The Frequency Festival (16–18 August, €120 for a three-day pass) has developed into Austria’s most well-known festival and has everything you would expect from a rock ‘n’ roll happening. St. Pölten has hit the jackpot by drawing the festival away from Salzburg’s countryside to Lower Austria’s capital.

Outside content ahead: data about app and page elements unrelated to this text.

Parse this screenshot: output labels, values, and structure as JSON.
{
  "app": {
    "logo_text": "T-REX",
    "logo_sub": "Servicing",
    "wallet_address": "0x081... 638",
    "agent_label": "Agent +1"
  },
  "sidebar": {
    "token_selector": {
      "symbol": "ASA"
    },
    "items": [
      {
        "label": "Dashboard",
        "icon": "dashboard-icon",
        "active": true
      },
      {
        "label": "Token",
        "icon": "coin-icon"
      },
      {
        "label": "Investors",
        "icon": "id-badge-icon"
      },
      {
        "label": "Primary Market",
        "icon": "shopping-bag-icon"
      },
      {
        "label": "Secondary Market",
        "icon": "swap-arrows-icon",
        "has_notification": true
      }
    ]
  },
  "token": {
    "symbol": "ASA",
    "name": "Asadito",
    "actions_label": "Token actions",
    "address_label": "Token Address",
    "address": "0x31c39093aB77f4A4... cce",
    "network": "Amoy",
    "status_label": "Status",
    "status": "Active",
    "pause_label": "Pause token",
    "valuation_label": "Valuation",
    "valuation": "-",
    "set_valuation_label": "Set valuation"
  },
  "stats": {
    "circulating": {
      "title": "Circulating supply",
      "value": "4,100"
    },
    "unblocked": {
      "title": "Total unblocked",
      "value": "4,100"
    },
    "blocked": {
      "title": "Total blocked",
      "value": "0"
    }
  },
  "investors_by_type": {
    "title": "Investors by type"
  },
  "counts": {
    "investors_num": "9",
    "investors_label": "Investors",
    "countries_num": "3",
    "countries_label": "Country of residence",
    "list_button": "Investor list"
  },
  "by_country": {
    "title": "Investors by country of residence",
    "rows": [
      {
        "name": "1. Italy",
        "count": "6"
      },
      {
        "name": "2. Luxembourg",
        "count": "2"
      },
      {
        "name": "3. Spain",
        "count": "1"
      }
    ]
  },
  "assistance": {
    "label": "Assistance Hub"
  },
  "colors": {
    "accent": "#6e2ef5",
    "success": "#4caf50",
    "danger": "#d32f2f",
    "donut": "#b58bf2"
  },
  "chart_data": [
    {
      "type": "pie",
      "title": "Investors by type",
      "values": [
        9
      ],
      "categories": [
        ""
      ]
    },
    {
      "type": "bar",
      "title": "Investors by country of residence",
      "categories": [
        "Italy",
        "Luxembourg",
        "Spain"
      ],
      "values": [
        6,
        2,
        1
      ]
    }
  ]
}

As a result, the city is now hit by a young crowd of music-hungry party animals who draw attention to this often underrated city. The Viennese are delighted, as the drive is now much shorter and there are excellent shuttle bus and/or train connections to the festival grounds. Due to the association with the radio station FM4 and their intense month-long, on-air promotion, the organisers can count on big revenue, at least some of which goes to an incredible line-up that hits today’s kids right in their indie-hearts: The Cure, The Killers, Placebo, Korn, Bloc Party, and Noel Gallagher’s new band High Flying Birds are only the tip of the iceberg. It’s a line-up that could cover two festivals.
However, there is a price for this all-star-team (and we are not talking about the €120 for a three day pass): Unless you get up early, you won’t see Robert Smith & Co. except on the giant screens – that can make you wonder why you’re spending three days without a shower and paying €4 for kebab when you could have stayed home watching MTV and ordering pizza.
The Austrian “festival summer” is long and there are lots of other local happenings besides those listed here. If you want to get out of the country for a weekend, the choice gets even bigger: whether it is the Sziget Festival in Budapest, Hungary (6–13 August with The Killers, Mando Diao and Hurts), the Exit Festival in Serbia (12–15 July with Avicii, Richie Hawtin and Luciano), or the Benicassim in Spain (12–15 July with Bob Dylan, David Guetta and New Order) – all combining a city trip with some great bands, all in all a great summer weekend getaway.
So bring on the rubber boots, the beer cans, and the Inzersdorfer goulash: It’s festival season!
Lovely Days: 7 July, wiesen-festivals.at
Exit: 12–15 July, www.exitfest.org
Benicassim: 12–15 July, fiberfib.com
Forestglade: 14 July, wiesen-festivals.at
Sziget: 6–13 Aug., www.sziget.hu
Frequency : 16–18 Aug., www.frequency.at
Sunsplash: 25 Aug., wiesen-festivals.at